[Start of Attachment]

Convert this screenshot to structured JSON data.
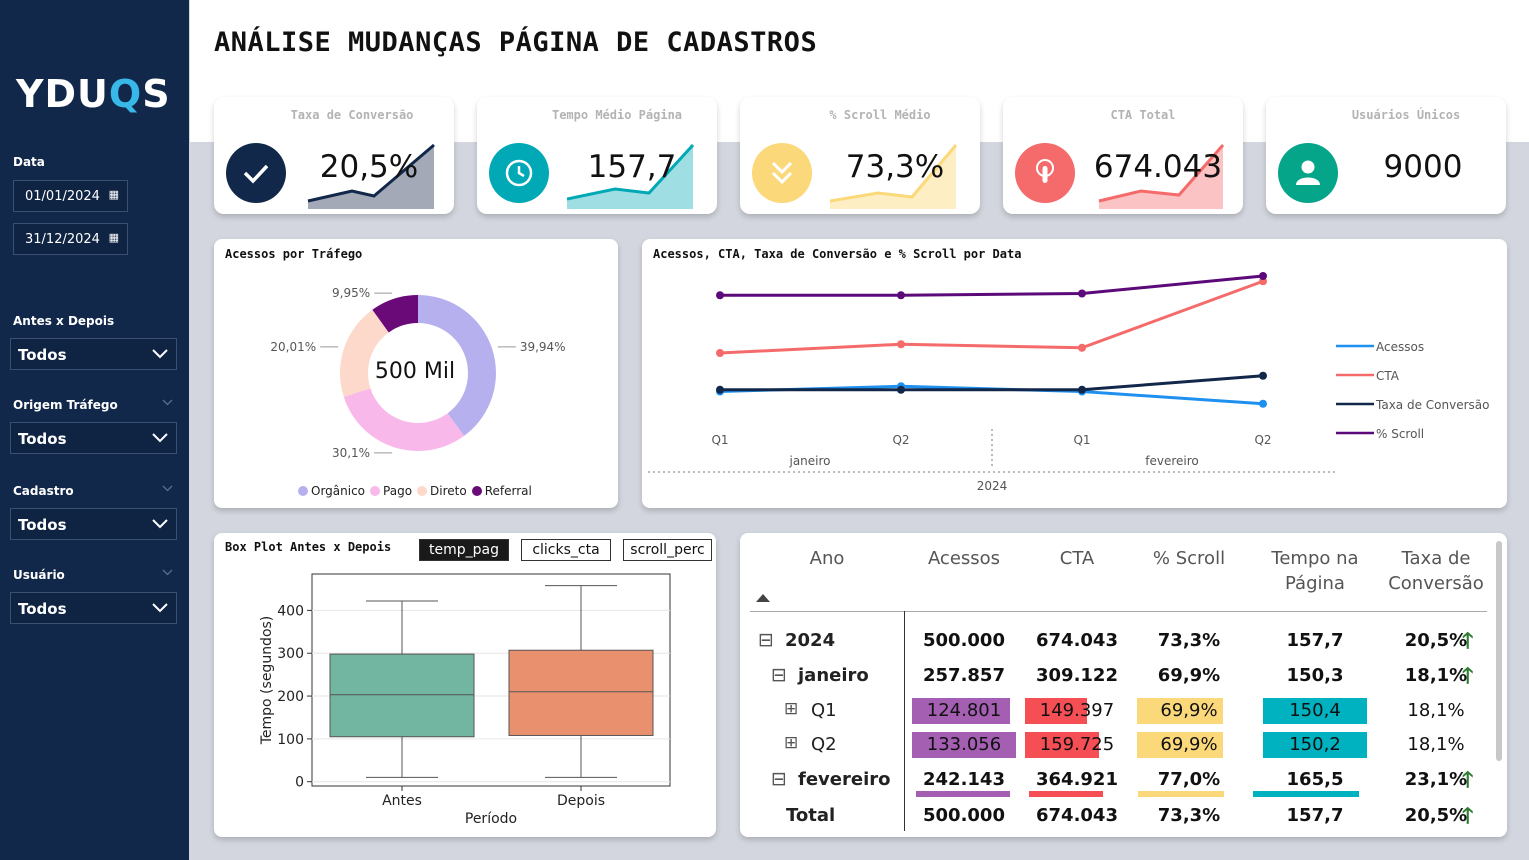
{
  "header": {
    "title": "ANÁLISE MUDANÇAS PÁGINA DE CADASTROS"
  },
  "sidebar": {
    "logo_text_a": "YDU",
    "logo_text_q": "Q",
    "logo_text_b": "S",
    "date_label": "Data",
    "date_from": "01/01/2024",
    "date_to": "31/12/2024",
    "filters": [
      {
        "label": "Antes x Depois",
        "value": "Todos"
      },
      {
        "label": "Origem Tráfego",
        "value": "Todos"
      },
      {
        "label": "Cadastro",
        "value": "Todos"
      },
      {
        "label": "Usuário",
        "value": "Todos"
      }
    ]
  },
  "kpis": [
    {
      "label": "Taxa de Conversão",
      "value": "20,5%",
      "icon": "check-icon",
      "color": "#12284b"
    },
    {
      "label": "Tempo Médio Página",
      "value": "157,7",
      "icon": "clock-icon",
      "color": "#00a9b5"
    },
    {
      "label": "% Scroll Médio",
      "value": "73,3%",
      "icon": "double-chevron-down-icon",
      "color": "#fbd87a"
    },
    {
      "label": "CTA Total",
      "value": "674.043",
      "icon": "touch-icon",
      "color": "#f56a6a"
    },
    {
      "label": "Usuários Únicos",
      "value": "9000",
      "icon": "user-icon",
      "color": "#05a58a"
    }
  ],
  "donut": {
    "title": "Acessos por Tráfego",
    "center": "500 Mil",
    "chart_data": {
      "type": "pie",
      "categories": [
        "Orgânico",
        "Pago",
        "Direto",
        "Referral"
      ],
      "values": [
        39.94,
        30.1,
        20.01,
        9.95
      ],
      "labels": [
        "39,94%",
        "30,1%",
        "20,01%",
        "9,95%"
      ],
      "colors": [
        "#b7b0ef",
        "#f8b9ea",
        "#fcd9cb",
        "#6a0a78"
      ],
      "legend": "bottom"
    }
  },
  "linechart": {
    "title": "Acessos, CTA, Taxa de Conversão e % Scroll por Data",
    "quarters": [
      "Q1",
      "Q2",
      "Q1",
      "Q2"
    ],
    "months": [
      "janeiro",
      "fevereiro"
    ],
    "year": "2024",
    "chart_data": {
      "type": "line",
      "x": [
        "janeiro Q1",
        "janeiro Q2",
        "fevereiro Q1",
        "fevereiro Q2"
      ],
      "series": [
        {
          "name": "Acessos",
          "color": "#1e90f0",
          "values": [
            0.3,
            0.33,
            0.3,
            0.23
          ]
        },
        {
          "name": "CTA",
          "color": "#f56a6a",
          "values": [
            0.52,
            0.57,
            0.55,
            0.93
          ]
        },
        {
          "name": "Taxa de Conversão",
          "color": "#12284b",
          "values": [
            0.31,
            0.31,
            0.31,
            0.39
          ]
        },
        {
          "name": "% Scroll",
          "color": "#5c0a7a",
          "values": [
            0.85,
            0.85,
            0.86,
            0.96
          ]
        }
      ],
      "ylim": [
        0,
        1
      ],
      "legend": "right"
    }
  },
  "boxplot": {
    "title": "Box Plot Antes x Depois",
    "tabs": [
      "temp_pag",
      "clicks_cta",
      "scroll_perc"
    ],
    "chart_data": {
      "type": "box",
      "categories": [
        "Antes",
        "Depois"
      ],
      "xlabel": "Período",
      "ylabel": "Tempo (segundos)",
      "yticks": [
        "0",
        "100",
        "200",
        "300",
        "400"
      ],
      "ylim": [
        -10,
        485
      ],
      "boxes": [
        {
          "name": "Antes",
          "min": 10,
          "q1": 105,
          "median": 203,
          "q3": 298,
          "max": 422,
          "color": "#72b5a0"
        },
        {
          "name": "Depois",
          "min": 10,
          "q1": 108,
          "median": 210,
          "q3": 307,
          "max": 458,
          "color": "#e9916e"
        }
      ]
    }
  },
  "matrix": {
    "headers": [
      "Ano",
      "Acessos",
      "CTA",
      "% Scroll",
      "Tempo na Página",
      "Taxa de Conversão"
    ],
    "header_lines": [
      [
        "Ano"
      ],
      [
        "Acessos"
      ],
      [
        "CTA"
      ],
      [
        "% Scroll"
      ],
      [
        "Tempo na",
        "Página"
      ],
      [
        "Taxa de",
        "Conversão"
      ]
    ],
    "rows": [
      {
        "label": "2024",
        "expander": "⊟",
        "values": [
          "500.000",
          "674.043",
          "73,3%",
          "157,7",
          "20,5%"
        ],
        "bold": true,
        "arrow": true
      },
      {
        "label": "janeiro",
        "expander": "⊟",
        "values": [
          "257.857",
          "309.122",
          "69,9%",
          "150,3",
          "18,1%"
        ],
        "bold": true,
        "arrow": true
      },
      {
        "label": "Q1",
        "expander": "⊞",
        "values": [
          "124.801",
          "149.397",
          "69,9%",
          "150,4",
          "18,1%"
        ],
        "bold": false,
        "arrow": false
      },
      {
        "label": "Q2",
        "expander": "⊞",
        "values": [
          "133.056",
          "159.725",
          "69,9%",
          "150,2",
          "18,1%"
        ],
        "bold": false,
        "arrow": false
      },
      {
        "label": "fevereiro",
        "expander": "⊟",
        "values": [
          "242.143",
          "364.921",
          "77,0%",
          "165,5",
          "23,1%"
        ],
        "bold": true,
        "arrow": true
      }
    ],
    "total": {
      "label": "Total",
      "values": [
        "500.000",
        "674.043",
        "73,3%",
        "157,7",
        "20,5%"
      ]
    },
    "bar_colors": [
      "#a45fb2",
      "#f54e54",
      "#fbd87a",
      "#00b1bf"
    ]
  }
}
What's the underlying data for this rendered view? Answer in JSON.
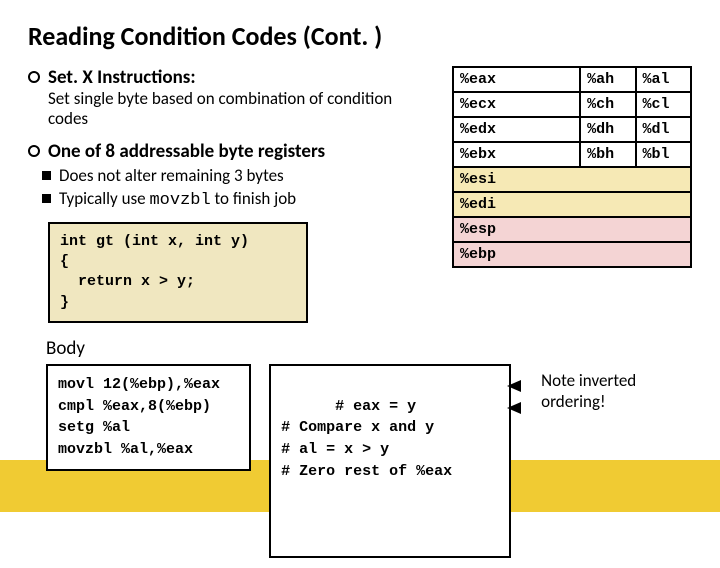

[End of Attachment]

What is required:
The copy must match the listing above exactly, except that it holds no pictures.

Solution for this exercise:
Convert this screenshot to structured JSON data.
{
  "header": {
    "title": "ANÁLISE MUDANÇAS PÁGINA DE CADASTROS"
  },
  "sidebar": {
    "logo_text_a": "YDU",
    "logo_text_q": "Q",
    "logo_text_b": "S",
    "date_label": "Data",
    "date_from": "01/01/2024",
    "date_to": "31/12/2024",
    "filters": [
      {
        "label": "Antes x Depois",
        "value": "Todos"
      },
      {
        "label": "Origem Tráfego",
        "value": "Todos"
      },
      {
        "label": "Cadastro",
        "value": "Todos"
      },
      {
        "label": "Usuário",
        "value": "Todos"
      }
    ]
  },
  "kpis": [
    {
      "label": "Taxa de Conversão",
      "value": "20,5%",
      "icon": "check-icon",
      "color": "#12284b"
    },
    {
      "label": "Tempo Médio Página",
      "value": "157,7",
      "icon": "clock-icon",
      "color": "#00a9b5"
    },
    {
      "label": "% Scroll Médio",
      "value": "73,3%",
      "icon": "double-chevron-down-icon",
      "color": "#fbd87a"
    },
    {
      "label": "CTA Total",
      "value": "674.043",
      "icon": "touch-icon",
      "color": "#f56a6a"
    },
    {
      "label": "Usuários Únicos",
      "value": "9000",
      "icon": "user-icon",
      "color": "#05a58a"
    }
  ],
  "donut": {
    "title": "Acessos por Tráfego",
    "center": "500 Mil",
    "chart_data": {
      "type": "pie",
      "categories": [
        "Orgânico",
        "Pago",
        "Direto",
        "Referral"
      ],
      "values": [
        39.94,
        30.1,
        20.01,
        9.95
      ],
      "labels": [
        "39,94%",
        "30,1%",
        "20,01%",
        "9,95%"
      ],
      "colors": [
        "#b7b0ef",
        "#f8b9ea",
        "#fcd9cb",
        "#6a0a78"
      ],
      "legend": "bottom"
    }
  },
  "linechart": {
    "title": "Acessos, CTA, Taxa de Conversão e % Scroll por Data",
    "quarters": [
      "Q1",
      "Q2",
      "Q1",
      "Q2"
    ],
    "months": [
      "janeiro",
      "fevereiro"
    ],
    "year": "2024",
    "chart_data": {
      "type": "line",
      "x": [
        "janeiro Q1",
        "janeiro Q2",
        "fevereiro Q1",
        "fevereiro Q2"
      ],
      "series": [
        {
          "name": "Acessos",
          "color": "#1e90f0",
          "values": [
            0.3,
            0.33,
            0.3,
            0.23
          ]
        },
        {
          "name": "CTA",
          "color": "#f56a6a",
          "values": [
            0.52,
            0.57,
            0.55,
            0.93
          ]
        },
        {
          "name": "Taxa de Conversão",
          "color": "#12284b",
          "values": [
            0.31,
            0.31,
            0.31,
            0.39
          ]
        },
        {
          "name": "% Scroll",
          "color": "#5c0a7a",
          "values": [
            0.85,
            0.85,
            0.86,
            0.96
          ]
        }
      ],
      "ylim": [
        0,
        1
      ],
      "legend": "right"
    }
  },
  "boxplot": {
    "title": "Box Plot Antes x Depois",
    "tabs": [
      "temp_pag",
      "clicks_cta",
      "scroll_perc"
    ],
    "chart_data": {
      "type": "box",
      "categories": [
        "Antes",
        "Depois"
      ],
      "xlabel": "Período",
      "ylabel": "Tempo (segundos)",
      "yticks": [
        "0",
        "100",
        "200",
        "300",
        "400"
      ],
      "ylim": [
        -10,
        485
      ],
      "boxes": [
        {
          "name": "Antes",
          "min": 10,
          "q1": 105,
          "median": 203,
          "q3": 298,
          "max": 422,
          "color": "#72b5a0"
        },
        {
          "name": "Depois",
          "min": 10,
          "q1": 108,
          "median": 210,
          "q3": 307,
          "max": 458,
          "color": "#e9916e"
        }
      ]
    }
  },
  "matrix": {
    "headers": [
      "Ano",
      "Acessos",
      "CTA",
      "% Scroll",
      "Tempo na Página",
      "Taxa de Conversão"
    ],
    "header_lines": [
      [
        "Ano"
      ],
      [
        "Acessos"
      ],
      [
        "CTA"
      ],
      [
        "% Scroll"
      ],
      [
        "Tempo na",
        "Página"
      ],
      [
        "Taxa de",
        "Conversão"
      ]
    ],
    "rows": [
      {
        "label": "2024",
        "expander": "⊟",
        "values": [
          "500.000",
          "674.043",
          "73,3%",
          "157,7",
          "20,5%"
        ],
        "bold": true,
        "arrow": true
      },
      {
        "label": "janeiro",
        "expander": "⊟",
        "values": [
          "257.857",
          "309.122",
          "69,9%",
          "150,3",
          "18,1%"
        ],
        "bold": true,
        "arrow": true
      },
      {
        "label": "Q1",
        "expander": "⊞",
        "values": [
          "124.801",
          "149.397",
          "69,9%",
          "150,4",
          "18,1%"
        ],
        "bold": false,
        "arrow": false
      },
      {
        "label": "Q2",
        "expander": "⊞",
        "values": [
          "133.056",
          "159.725",
          "69,9%",
          "150,2",
          "18,1%"
        ],
        "bold": false,
        "arrow": false
      },
      {
        "label": "fevereiro",
        "expander": "⊟",
        "values": [
          "242.143",
          "364.921",
          "77,0%",
          "165,5",
          "23,1%"
        ],
        "bold": true,
        "arrow": true
      }
    ],
    "total": {
      "label": "Total",
      "values": [
        "500.000",
        "674.043",
        "73,3%",
        "157,7",
        "20,5%"
      ]
    },
    "bar_colors": [
      "#a45fb2",
      "#f54e54",
      "#fbd87a",
      "#00b1bf"
    ]
  }
}
What's the underlying data for this rendered view? Answer in JSON.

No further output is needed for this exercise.